While I am admittedly fond of violent films, The Battle of Algiers leaves me questioning both the modern day conventions of depicting violence and the current state of international affairs. Americans love violent films, and I am no exception. My favorite films are violent, and their purpose for cinematic violence is often merely for entertainment.
http://amzn.to/29YjTkvAfter viewing The Battle of Algiers, it is never more apparent that fictional depictions of violence have meaning and purpose. The modern world is a wonderful place to be depending on where an individual lives. However, billions of people struggle to survive, and senseless violence is committed against innocent people every day. Western civilization has learned very little from the Algerian War. The American military prominently remains in several countries throughout the world. The news media and politicians tell the American people that their military is spreading freedom, democracy, and a better way of life to foreign countries. However, The Battle of Algiers shows the viewer that France claimed to have similar motives in Algeria, and those motives resulted in war and death. Gillo Pontecorvo’s The Battle of Algiers is a beautifully made film. Throughout the entire film, Pontecorvo remains sensitive to both the history he attempts to tell and the viewers that watch his film. He does not seek to alienate the audience from his film. Instead, Pontecorvo shoves the audience into the middle of the action. The Battle of Algiers urges the viewer to look at the modern day world critically and seriously considered the ramifications of our politics and international policies. 

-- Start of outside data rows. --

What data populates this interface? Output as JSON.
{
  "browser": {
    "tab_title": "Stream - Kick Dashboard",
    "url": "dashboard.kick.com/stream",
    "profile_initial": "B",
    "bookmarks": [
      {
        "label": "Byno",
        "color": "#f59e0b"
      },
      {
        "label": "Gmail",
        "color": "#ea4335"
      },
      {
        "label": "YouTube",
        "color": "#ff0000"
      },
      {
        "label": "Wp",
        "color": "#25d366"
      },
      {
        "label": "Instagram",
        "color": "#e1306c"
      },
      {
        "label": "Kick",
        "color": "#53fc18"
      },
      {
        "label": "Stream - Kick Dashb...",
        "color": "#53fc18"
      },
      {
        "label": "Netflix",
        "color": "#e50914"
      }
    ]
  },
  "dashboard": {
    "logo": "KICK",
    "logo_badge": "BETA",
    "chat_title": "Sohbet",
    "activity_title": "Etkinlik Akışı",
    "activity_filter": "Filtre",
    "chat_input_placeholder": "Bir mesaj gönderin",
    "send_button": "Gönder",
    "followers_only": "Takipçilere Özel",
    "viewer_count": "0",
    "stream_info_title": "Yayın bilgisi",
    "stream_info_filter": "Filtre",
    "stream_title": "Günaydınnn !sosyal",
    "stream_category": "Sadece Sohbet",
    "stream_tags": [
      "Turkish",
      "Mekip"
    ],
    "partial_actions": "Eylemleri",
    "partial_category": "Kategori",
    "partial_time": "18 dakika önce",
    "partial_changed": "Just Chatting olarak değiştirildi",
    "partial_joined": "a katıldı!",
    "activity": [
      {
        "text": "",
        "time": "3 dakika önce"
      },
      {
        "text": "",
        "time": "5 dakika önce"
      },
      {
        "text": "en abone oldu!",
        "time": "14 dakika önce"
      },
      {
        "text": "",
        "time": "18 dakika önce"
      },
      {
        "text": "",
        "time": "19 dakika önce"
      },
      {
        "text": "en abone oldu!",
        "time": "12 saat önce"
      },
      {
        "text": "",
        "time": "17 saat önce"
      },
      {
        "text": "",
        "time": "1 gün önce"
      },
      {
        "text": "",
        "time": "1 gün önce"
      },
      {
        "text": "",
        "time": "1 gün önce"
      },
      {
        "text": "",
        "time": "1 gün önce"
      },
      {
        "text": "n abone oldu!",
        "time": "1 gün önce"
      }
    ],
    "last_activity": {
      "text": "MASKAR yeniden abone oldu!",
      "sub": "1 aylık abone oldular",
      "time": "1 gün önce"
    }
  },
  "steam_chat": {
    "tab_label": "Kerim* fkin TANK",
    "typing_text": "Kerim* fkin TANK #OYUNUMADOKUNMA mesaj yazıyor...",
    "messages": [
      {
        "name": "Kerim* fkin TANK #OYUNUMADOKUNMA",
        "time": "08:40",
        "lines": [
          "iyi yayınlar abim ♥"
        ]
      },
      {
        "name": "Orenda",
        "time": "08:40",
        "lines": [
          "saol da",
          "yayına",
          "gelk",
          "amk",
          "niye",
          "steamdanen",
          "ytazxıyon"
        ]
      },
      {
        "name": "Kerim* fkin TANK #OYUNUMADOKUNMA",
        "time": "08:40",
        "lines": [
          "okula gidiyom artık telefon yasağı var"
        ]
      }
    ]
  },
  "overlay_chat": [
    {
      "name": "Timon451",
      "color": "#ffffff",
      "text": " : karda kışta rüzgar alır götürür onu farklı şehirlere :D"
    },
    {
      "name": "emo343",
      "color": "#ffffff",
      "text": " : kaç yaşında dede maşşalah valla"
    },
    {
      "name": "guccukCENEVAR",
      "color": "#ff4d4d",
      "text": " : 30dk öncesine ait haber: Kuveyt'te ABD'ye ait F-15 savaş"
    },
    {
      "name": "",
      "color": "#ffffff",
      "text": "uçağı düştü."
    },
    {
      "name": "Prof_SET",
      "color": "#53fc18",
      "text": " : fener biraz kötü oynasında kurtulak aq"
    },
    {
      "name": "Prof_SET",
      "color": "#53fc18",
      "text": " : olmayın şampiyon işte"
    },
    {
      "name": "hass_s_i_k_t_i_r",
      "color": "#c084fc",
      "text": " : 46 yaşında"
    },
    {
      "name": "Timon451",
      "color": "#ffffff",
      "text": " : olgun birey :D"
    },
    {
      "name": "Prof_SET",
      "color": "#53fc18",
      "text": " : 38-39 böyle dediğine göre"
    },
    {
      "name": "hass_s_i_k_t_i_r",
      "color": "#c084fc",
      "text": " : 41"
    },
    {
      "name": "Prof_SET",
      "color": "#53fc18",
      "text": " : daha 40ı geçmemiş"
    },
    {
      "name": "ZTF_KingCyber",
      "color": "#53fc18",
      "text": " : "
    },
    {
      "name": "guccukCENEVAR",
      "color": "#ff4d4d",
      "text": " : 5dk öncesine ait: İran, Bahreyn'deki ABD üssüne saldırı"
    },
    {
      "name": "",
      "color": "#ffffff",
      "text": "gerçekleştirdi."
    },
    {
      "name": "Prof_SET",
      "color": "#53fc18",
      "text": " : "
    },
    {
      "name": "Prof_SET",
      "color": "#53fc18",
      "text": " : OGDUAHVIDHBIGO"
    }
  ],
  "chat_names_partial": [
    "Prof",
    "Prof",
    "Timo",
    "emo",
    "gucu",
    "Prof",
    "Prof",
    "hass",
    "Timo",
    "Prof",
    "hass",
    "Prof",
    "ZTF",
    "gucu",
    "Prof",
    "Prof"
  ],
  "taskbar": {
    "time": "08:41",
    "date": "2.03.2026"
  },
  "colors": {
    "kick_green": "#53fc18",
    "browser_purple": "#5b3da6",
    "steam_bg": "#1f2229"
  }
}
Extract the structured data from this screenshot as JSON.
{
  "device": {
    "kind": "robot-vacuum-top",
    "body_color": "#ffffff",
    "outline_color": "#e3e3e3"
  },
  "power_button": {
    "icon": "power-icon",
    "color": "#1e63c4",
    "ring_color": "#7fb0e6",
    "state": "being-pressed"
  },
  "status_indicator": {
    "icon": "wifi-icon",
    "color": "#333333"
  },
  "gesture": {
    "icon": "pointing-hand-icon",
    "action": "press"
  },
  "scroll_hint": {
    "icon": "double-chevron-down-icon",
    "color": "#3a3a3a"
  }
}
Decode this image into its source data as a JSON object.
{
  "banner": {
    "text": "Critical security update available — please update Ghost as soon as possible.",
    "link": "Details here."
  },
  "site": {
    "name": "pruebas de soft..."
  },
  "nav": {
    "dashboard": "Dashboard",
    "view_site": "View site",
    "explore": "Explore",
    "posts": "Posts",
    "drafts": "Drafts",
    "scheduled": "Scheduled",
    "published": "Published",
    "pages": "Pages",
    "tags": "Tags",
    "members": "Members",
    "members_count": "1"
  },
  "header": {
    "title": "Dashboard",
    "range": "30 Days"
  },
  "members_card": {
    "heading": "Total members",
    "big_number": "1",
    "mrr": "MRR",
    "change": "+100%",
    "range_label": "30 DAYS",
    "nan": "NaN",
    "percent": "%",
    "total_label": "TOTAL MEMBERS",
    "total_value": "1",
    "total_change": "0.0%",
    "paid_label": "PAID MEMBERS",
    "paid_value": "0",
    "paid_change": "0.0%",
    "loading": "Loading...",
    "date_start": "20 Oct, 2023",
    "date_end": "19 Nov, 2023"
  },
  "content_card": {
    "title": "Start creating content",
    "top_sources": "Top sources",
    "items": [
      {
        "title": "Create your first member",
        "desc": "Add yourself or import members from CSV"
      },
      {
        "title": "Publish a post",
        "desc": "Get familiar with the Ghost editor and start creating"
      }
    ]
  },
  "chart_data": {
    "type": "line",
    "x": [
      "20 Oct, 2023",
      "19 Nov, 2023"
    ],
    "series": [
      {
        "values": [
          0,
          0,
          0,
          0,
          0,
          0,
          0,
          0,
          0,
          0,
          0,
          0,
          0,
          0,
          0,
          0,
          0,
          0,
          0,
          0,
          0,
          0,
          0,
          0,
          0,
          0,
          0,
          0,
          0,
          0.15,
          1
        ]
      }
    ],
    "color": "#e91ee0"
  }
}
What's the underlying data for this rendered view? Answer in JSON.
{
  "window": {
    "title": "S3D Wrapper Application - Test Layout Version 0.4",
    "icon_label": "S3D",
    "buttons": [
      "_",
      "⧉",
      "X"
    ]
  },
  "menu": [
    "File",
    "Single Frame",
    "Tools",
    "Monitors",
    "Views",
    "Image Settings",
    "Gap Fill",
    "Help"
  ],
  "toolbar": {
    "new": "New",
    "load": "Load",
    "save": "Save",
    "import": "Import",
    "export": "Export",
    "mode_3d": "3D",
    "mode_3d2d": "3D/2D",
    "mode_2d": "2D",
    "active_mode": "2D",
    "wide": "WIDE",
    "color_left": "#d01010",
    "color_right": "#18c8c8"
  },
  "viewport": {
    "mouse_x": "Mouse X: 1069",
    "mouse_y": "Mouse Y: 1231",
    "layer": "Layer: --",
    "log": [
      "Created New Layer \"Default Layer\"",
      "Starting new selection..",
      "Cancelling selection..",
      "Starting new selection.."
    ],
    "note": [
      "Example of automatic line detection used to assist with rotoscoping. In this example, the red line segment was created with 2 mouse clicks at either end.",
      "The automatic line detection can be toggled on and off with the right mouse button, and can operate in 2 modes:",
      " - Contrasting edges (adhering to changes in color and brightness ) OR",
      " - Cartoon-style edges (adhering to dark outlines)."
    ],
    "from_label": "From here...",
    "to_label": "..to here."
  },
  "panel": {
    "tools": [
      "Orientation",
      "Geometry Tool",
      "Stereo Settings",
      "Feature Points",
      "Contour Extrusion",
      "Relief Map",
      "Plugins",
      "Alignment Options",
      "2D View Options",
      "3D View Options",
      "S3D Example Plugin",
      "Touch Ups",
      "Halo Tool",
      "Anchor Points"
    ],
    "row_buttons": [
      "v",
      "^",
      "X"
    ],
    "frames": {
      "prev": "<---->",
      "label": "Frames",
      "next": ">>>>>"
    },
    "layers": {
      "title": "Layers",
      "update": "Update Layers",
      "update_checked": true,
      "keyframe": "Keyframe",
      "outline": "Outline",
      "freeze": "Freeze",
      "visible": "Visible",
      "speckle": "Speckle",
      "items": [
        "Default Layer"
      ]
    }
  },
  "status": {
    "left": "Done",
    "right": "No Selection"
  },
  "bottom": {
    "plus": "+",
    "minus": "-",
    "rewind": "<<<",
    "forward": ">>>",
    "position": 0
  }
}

Works Cited
The Battle of Algiers. Dir. Gillo Pontecorvo. Perf. Brahim Hadjadj and Jean Martin. Criterion,
2004. DVD.
Candela, G. “The Battle of Algiers.” Arizona State University. G. Homer Durham
Language and Literature Building, Tempe, AZ. 25 Nov. 2015. Lecture.
Matthews, Peter. “The Battle of Algiers: Bombs and Boomerangs.” Criterion. The Criterion
Collection, n.d. Web. 6 Dec. 2015
Virtue, Nancy. “Poaching Within the System: Gillo Pontecorvo’s Tactical Aesthetics
in The Battle of Algiers.” Screen 55.3 (2014). Web. 6 Dec. 2015

No comments:

Post a Comment